The plight of Worcester and Wasps has accelerated plans for the RFU and the Premiership clubs to reshape the domestic game with Sweeney conceding the existing structure “is not ideal for club or country and we’re all fed up with it”.

Central contracts have surfaced perennially since the union failed to introduce them when the game went professional but, with player wages increasing, officials from the RFU and Premiership Rugby Limited have conceded the financial crisis has arrived, in part, because the clubs’ costs far outweigh their revenues.

As a result the idea of central contracts has arisen again because many England stars are in effecty paid two salaries – around £23,000 per Test as well as lucrative deals at their clubs.

The Exeter director of rugby, Rob Baxter, said recently that the model does not work and makes developing and keeping hold of England internationals problematic at a time when Test players miss around 50% of their club’s Premiership games amid tighter salary cap constraints.

Sam Simmonds has already agreed a move abroad next season and a host of other internationals are expected to follow with better wages on offer, despite the fact that makes them ineligible for England as per the RFU’s existing regulations.

Sweeney favours proposals to introduce a 10-team Premiership for the 2024-25 season, when the next Professional Game Agreement comes into force, to ensure fewer Premiership matches clash with the international windows while central contracts would alleviate club costs and give the RFU far better access and control over its players – something Eddie Jones has consistently wanted more of throughout his tenure.

“I think everything is on the table to be discussed,” Sweeney said. “There are certain phrases which are like nuclear buttons and the phrase ‘central contracts’ tends to have that nuclear effect.

“In terms of the higher salaries for the elite players, the time they spend playing for England and the time they spend playing for their club – is there a different way we can work with PRL and work with the clubs in order to mitigate the expense they are facing on that side of things and have a better structure in place so we achieve greater financial stability for the clubs and we also achieve better quality of players coming into the national team? I would say that all of these possibilities are on the table because of what’s happened.

“I don’t like using the phrase but this has created an opportunity, but it is an opportunity to look at everything that has been knocking around for quite some time. This is the time to address that.

“I don’t think there has ever been a bigger opportunity since the game went professional for us to come around the table in an active, open and transparent manner.”

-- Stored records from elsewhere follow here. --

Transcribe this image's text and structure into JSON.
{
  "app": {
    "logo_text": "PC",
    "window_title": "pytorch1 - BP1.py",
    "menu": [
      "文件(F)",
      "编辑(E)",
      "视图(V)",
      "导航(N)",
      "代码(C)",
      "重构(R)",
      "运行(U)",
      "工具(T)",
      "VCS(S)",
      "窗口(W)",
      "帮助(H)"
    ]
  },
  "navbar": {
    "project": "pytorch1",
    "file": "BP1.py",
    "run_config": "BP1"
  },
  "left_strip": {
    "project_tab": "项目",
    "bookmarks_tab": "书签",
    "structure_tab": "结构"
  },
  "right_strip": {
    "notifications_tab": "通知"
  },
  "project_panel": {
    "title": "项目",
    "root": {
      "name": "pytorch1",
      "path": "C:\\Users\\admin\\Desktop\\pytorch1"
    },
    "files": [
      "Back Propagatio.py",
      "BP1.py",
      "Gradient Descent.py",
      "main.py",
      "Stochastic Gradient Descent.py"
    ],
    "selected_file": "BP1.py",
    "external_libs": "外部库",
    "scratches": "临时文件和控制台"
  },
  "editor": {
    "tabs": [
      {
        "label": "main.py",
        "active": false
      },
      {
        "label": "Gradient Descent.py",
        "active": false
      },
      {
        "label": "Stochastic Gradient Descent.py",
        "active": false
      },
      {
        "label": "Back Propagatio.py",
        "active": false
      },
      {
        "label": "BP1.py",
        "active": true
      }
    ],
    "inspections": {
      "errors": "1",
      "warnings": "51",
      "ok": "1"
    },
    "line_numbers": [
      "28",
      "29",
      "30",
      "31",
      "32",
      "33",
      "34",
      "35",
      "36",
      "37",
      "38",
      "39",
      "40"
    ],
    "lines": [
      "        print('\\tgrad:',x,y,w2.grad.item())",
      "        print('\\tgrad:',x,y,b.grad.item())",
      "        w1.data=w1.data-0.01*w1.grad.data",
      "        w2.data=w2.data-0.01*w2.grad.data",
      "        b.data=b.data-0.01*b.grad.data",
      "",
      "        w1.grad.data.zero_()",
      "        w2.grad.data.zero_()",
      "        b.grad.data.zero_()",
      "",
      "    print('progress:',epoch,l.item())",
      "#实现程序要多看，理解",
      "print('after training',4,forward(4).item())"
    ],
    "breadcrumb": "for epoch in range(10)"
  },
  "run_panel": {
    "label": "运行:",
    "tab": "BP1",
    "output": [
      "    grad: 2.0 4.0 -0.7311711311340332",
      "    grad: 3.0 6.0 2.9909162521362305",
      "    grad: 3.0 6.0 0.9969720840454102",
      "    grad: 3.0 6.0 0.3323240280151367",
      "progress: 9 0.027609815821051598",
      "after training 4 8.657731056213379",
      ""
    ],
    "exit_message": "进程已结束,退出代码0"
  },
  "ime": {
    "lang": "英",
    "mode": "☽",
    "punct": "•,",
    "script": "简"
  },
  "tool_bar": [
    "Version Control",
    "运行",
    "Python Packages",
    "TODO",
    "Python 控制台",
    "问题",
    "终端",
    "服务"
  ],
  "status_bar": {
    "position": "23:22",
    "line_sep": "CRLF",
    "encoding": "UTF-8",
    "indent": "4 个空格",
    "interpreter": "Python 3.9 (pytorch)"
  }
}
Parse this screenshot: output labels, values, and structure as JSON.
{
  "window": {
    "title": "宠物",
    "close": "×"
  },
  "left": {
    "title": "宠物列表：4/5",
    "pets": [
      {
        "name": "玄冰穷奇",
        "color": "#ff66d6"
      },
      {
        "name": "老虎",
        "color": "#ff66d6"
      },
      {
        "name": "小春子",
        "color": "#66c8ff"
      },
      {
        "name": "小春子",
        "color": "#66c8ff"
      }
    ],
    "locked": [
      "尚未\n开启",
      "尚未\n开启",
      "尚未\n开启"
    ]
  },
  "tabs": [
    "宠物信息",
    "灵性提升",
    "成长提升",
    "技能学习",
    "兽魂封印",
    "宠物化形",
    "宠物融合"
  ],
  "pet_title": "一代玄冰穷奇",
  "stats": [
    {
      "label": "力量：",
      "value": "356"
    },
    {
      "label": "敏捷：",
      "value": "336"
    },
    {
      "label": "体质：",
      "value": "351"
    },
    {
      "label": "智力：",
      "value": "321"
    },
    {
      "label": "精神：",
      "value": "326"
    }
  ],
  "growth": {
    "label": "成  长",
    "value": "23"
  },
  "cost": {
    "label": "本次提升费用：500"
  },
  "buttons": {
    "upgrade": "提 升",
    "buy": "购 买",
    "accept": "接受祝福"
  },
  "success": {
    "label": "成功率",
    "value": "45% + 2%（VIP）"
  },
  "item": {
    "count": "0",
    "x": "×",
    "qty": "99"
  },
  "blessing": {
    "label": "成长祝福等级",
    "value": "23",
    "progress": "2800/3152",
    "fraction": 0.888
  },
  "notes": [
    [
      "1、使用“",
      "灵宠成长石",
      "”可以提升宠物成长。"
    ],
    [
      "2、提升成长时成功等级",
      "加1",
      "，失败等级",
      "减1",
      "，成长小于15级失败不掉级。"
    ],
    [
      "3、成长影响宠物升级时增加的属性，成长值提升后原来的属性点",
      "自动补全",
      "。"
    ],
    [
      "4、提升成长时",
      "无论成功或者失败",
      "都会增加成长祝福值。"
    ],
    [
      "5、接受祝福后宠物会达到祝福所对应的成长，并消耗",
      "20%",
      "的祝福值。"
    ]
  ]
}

Sweeney also acknowledged the RFU regulation which dictates players based outside England are ineligible for the national team would be looked at as part of wider discussions with allowances already made for Worcester players as well as those at Wasps, assuming the club enter administration on Monday. “I’ve heard of a number of players saying they have intentions or would look at going abroad after the World Cup so we’ll have to address that.”

Sweeney is also an advocate of introducing an independent audit of clubs’ finances, as is the case in France, and conceded the need for the RFU to reconsider its fit and proper person’s test for owners after Worcester’s former director of rugby Steve Diamond suggested the union had stood by and watched the Warriors’ demise. “That would come under the heading of regulatory control and governance reform,” he said.

“We do currently have a fit and proper test. Is it fit and proper enough? We need to look at everything coming out of this experience and there is probably a question linking with Worcester and how did they pass that test going back in time.”

Meanwhile London Irish issued a statement on Sunday describing reports of a possible merger between the club and Wasps as “total and utter speculation”.